Accounting for Ryan's surplus

House Budget Chairman Paul Ryan (R-Wis.) says his budget proposal would eliminate the deficit within a decade. How does he close the gap?

Just as it did last year, Ryan's plan defunds the health-care law and cuts spending on Medicaid, as well as from programs like farm subsidies and food stamps. All told, the Ryan plan cuts $4.6 trillion in spending over the next decade.

Unlike last year, however, Ryan's latest blueprint benefits from new tax revenue resulting from the year-end fiscal cliff deal to raise tax rates on higher incomes.

Revenues in this year's budget proposal

Revenues in last year's budget proposal

+$3.2 trillion over 10 years

By adopting CBO's 10-year projections, the government would collect $40.2 trillion over 10 years.

Tax cuts included in Ryan's budget would have left the government taking in $37 trillion over the decade.

So it's the combination of Ryan's spending cuts plus the additional tax revenue from the fiscal cliff deal that would, in theory, produce a small budget surplus by 2023. In reality, it is unlikely that the Ryan budget will become law.

* NOTE: Current policy incorporates adjustments made by Ryan to CBO's February baseline. SOURCE: House Budget Committee. GRAPHIC: Katie Park and Karen Yourish - The Washington Post.
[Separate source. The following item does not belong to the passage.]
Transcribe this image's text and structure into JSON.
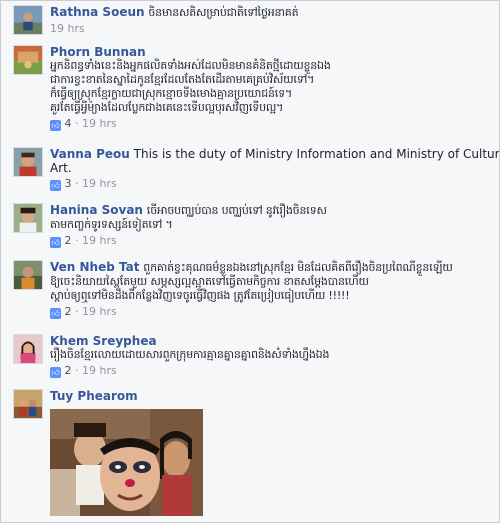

Published March 12, 2013.

Competing visions for the budget

Senate Democrats and House Republicans have offered vastly different federal budget blueprints in their opening bids for fiscal 2014.

Ryan sets stage for a budget duel, targets health-care law

Republicans and Democrats on Capitol Hill are drafting radically different budget blueprints.

Related headlines